I had a successful couple of hours in Plymouth’s Waterstones browsing and buying. I’m writing a new story and the purchases are ideal for accurate information about World War Two, but I need others with photographs about the social history in and around London of that period. My book search led me to the Barbican where there are secondhand bookshops, one of which has an extensive selection. After searching numerous muddled and crammed shelves with the familiar smell of old paper, we gave up for the day.

Just as well to have a gander while here, Mr Word Loft and I agreed. It doesn’t matter how many times we’ve visited the historical port, there is always something different to explore.

We started with the mural by the South West’s celebrated artist Robert Lenkiewicz, a well-known figure in the vicinity who died in 2002. Sadly, the art is in a bad state and needs renovation, but the fading Elizabethan theme was splendid when completed in the early 1970s. Then its hues were rich and similar to those used on the Round Room Mural at Port Eliot in the village where we live.

The British and American flags flutter over the columned portico commemorating the Pilgrim’s journey to New England on the Mayflower. The adventure started from the steps beyond, when just over one hundred passengers set sail to America in 1620.

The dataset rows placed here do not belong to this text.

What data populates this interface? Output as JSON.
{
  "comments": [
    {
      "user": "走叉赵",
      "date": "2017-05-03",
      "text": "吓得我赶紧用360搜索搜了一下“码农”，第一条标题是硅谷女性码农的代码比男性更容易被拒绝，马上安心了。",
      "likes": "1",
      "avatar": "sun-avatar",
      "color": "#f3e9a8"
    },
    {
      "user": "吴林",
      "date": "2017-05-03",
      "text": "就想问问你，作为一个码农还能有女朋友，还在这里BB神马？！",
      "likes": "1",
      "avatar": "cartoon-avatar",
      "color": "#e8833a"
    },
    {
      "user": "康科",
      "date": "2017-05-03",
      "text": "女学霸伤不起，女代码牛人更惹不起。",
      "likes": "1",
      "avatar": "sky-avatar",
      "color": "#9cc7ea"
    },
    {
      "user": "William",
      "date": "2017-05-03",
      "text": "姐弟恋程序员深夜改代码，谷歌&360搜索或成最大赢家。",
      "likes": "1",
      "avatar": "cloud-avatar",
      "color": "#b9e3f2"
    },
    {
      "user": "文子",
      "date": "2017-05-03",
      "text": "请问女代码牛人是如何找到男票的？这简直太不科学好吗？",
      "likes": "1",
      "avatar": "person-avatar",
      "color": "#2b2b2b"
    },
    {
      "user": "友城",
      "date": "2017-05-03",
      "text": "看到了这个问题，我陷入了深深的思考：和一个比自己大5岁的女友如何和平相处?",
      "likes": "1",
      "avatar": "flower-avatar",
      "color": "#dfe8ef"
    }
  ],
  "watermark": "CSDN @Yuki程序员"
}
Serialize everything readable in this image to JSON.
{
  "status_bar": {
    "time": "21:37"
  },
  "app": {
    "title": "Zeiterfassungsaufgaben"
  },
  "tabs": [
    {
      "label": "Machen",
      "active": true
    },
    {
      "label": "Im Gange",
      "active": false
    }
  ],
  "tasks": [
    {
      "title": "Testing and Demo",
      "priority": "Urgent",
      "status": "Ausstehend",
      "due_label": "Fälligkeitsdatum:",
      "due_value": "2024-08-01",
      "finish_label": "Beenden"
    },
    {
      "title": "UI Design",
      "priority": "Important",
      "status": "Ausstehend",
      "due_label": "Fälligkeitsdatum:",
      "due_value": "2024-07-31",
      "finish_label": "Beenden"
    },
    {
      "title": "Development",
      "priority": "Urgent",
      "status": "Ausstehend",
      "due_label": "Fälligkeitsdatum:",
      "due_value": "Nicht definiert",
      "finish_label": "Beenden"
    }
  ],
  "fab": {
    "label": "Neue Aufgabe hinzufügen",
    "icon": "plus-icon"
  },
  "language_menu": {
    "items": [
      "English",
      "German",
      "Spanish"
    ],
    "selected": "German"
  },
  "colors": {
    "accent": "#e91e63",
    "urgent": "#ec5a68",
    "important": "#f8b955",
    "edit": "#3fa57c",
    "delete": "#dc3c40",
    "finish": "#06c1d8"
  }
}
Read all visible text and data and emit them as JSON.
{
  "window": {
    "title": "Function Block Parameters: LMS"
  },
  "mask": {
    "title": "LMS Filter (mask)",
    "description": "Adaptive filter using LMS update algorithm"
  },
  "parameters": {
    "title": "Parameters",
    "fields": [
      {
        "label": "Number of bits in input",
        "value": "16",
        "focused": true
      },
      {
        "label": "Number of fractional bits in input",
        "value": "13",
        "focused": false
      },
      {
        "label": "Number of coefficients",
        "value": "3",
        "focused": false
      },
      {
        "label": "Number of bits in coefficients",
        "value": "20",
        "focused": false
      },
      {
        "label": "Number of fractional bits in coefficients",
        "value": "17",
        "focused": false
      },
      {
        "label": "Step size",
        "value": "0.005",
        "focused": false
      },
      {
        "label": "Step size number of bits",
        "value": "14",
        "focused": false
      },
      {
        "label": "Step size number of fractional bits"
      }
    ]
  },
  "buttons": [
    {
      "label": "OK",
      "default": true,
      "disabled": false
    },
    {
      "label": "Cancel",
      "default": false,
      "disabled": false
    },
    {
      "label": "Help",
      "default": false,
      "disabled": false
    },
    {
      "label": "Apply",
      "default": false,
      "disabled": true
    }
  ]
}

Several events throughout Plymouth had been planned for the four hundredth anniversary of the voyage but were scuppered by Covid. It was moving to stand and gaze out at sea imagining how it must have felt for those dreaming of a better life and sailing into the unknown with high hopes.

I wonder what those travellers would make of the boats of today. The harbour is heaving with jostling vessels laid up for winter. A colourful and enthralling sight on a cold afternoon as we approached Boston Tea Party for hot drinks and iced sticky ginger cake. Mmmmmm …

Until next time,
Sue. X